• **Source records**
***

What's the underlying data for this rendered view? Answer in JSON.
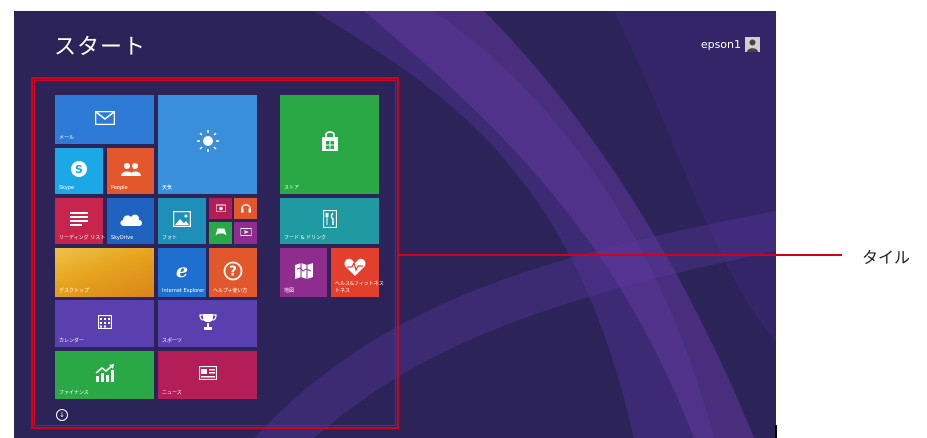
{
  "screen": {
    "title": "スタート",
    "username": "epson1",
    "scroll_glyph": "↓"
  },
  "tiles": {
    "mail": {
      "label": "メール",
      "color": "#2d7bd6",
      "icon": "envelope-icon"
    },
    "weather": {
      "label": "天気",
      "color": "#3a8fdb",
      "icon": "sun-icon"
    },
    "store": {
      "label": "ストア",
      "color": "#2aa845",
      "icon": "shopping-bag-icon"
    },
    "skype": {
      "label": "Skype",
      "color": "#1aa8e6",
      "icon": "skype-icon"
    },
    "people": {
      "label": "People",
      "color": "#e2582c",
      "icon": "people-icon"
    },
    "reading_list": {
      "label": "リーディング リスト",
      "color": "#c8254c",
      "icon": "list-icon"
    },
    "skydrive": {
      "label": "SkyDrive",
      "color": "#1f62c0",
      "icon": "cloud-icon"
    },
    "photos": {
      "label": "フォト",
      "color": "#1e8fb8",
      "icon": "picture-icon"
    },
    "camera": {
      "color": "#b21e55",
      "icon": "camera-icon"
    },
    "music": {
      "color": "#e2582c",
      "icon": "headphones-icon"
    },
    "games": {
      "color": "#2aa845",
      "icon": "gamepad-icon"
    },
    "video": {
      "color": "#8e2d8e",
      "icon": "video-icon"
    },
    "food": {
      "label": "フード & ドリンク",
      "color": "#1e9aa0",
      "icon": "fork-knife-icon"
    },
    "desktop": {
      "label": "デスクトップ",
      "color": "#e6a41e"
    },
    "ie": {
      "label": "Internet Explorer",
      "color": "#1f6fd0",
      "icon": "internet-explorer-icon"
    },
    "help": {
      "label": "ヘルプ+使い方",
      "color": "#e2582c",
      "icon": "question-icon"
    },
    "maps": {
      "label": "地図",
      "color": "#8e2d8e",
      "icon": "map-icon"
    },
    "health": {
      "label": "ヘルス&フィットネス",
      "label_sub": "トネス",
      "color": "#e2402c",
      "icon": "heartbeat-icon"
    },
    "calendar": {
      "label": "カレンダー",
      "color": "#5a3fae",
      "icon": "calendar-icon"
    },
    "sports": {
      "label": "スポーツ",
      "color": "#5a3fae",
      "icon": "trophy-icon"
    },
    "finance": {
      "label": "ファイナンス",
      "color": "#2aa845",
      "icon": "chart-up-icon"
    },
    "news": {
      "label": "ニュース",
      "color": "#b21e55",
      "icon": "newspaper-icon"
    }
  },
  "annotation": {
    "label": "タイル",
    "color": "#d0021b"
  }
}
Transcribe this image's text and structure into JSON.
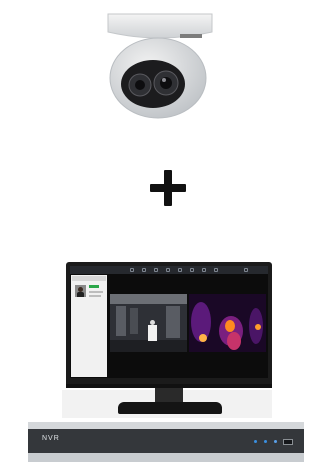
{
  "nvr": {
    "label": "NVR"
  },
  "colors": {
    "background": "#ffffff",
    "plus": "#111111",
    "thermal_hot": "#ff8a1f",
    "thermal_bg": "#1a0826",
    "face_match": "#2aa648"
  },
  "icons": [
    "thermal-turret-camera",
    "plus-icon",
    "monitor",
    "nvr-recorder"
  ]
}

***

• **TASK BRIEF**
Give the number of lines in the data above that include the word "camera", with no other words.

• **SOLUTION TO THE PROBLEM**
3